The success of the laboratory program is dependent on three factors: First, the laboratory is carefully controlled: In addition to nominal supervision while he works, the student has a weekly 30 minute "research" conference with the professor in charge of his project. To that conference the student brings a brief written research report that recounts his work of the previous week, evaluates the significance of the work in relation to his overall project, and plans his work for the forthcoming week. His report is examined, his progress is discussed and compared with his previous plan of action, and that plan is reviewed and revised as necessary. Second, the student has received attitudinal and technical preparation from the introductory laboratories. When he enters Advanced Lab, he has used VPC, IR, and NMR as routine tools in pursuing earlier projects. He has synthesized several organic and coordination com- pounds, and has characterized them with the spectral techniques mentioned above; he has repeatedly used both the primary and secondary literature and has written journal-style reports. Most important, he has been induced to think for himself: to find relevant literature, to design experiments, to carry these out (and repeat them if necessary), and to cope with unexpected results. Third, the program works because the projects are tailored to suit the student's needs, interests, abilities, and background, and because the students find the projects interesting. This last point is crucial: there are few problems of motivation when laboratory work closely approximates real chemistry, done as a real chemist would do it, using the most modern techniques.

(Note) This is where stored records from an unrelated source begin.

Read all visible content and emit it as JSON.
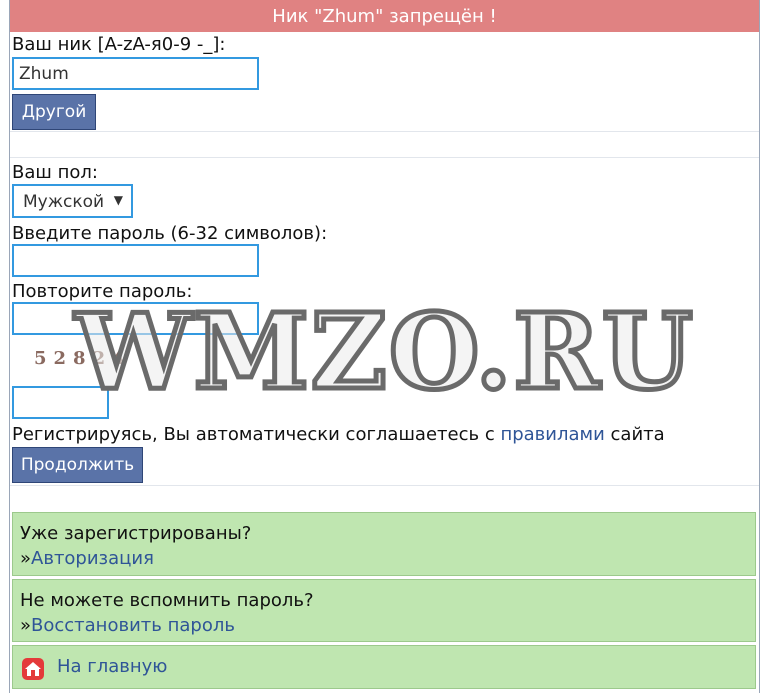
{
  "banner": {
    "text": "Ник \"Zhum\" запрещён !"
  },
  "nick": {
    "label": "Ваш ник [A-zA-я0-9 -_]:",
    "value": "Zhum",
    "other_button": "Другой"
  },
  "gender": {
    "label": "Ваш пол:",
    "selected": "Мужской"
  },
  "password": {
    "label": "Введите пароль (6-32 символов):",
    "repeat_label": "Повторите пароль:"
  },
  "captcha": {
    "text": "52824"
  },
  "agreement": {
    "prefix": "Регистрируясь, Вы автоматически соглашаетесь с",
    "link": "правилами",
    "suffix": "сайта"
  },
  "continue_button": "Продолжить",
  "login_box": {
    "title": "Уже зарегистрированы?",
    "prefix": "»",
    "link": "Авторизация"
  },
  "restore_box": {
    "title": "Не можете вспомнить пароль?",
    "prefix": "»",
    "link": "Восстановить пароль"
  },
  "home": {
    "link": "На главную"
  },
  "watermark": {
    "text": "WMZO.RU"
  },
  "colors": {
    "banner": "#e08282",
    "button": "#5a73a8",
    "input_border": "#3399e0",
    "green_box": "#bfe6b0",
    "link": "#2f5597"
  },
  "icons": {
    "home": "home-icon",
    "dropdown": "chevron-down-icon"
  }
}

The program as outlined above is challenging for undergraduates. That it is successful is evidenced by the number and quality of chemistry majors and by the success of recent graduates (over 80% of whom have gone on to graduate or professional school).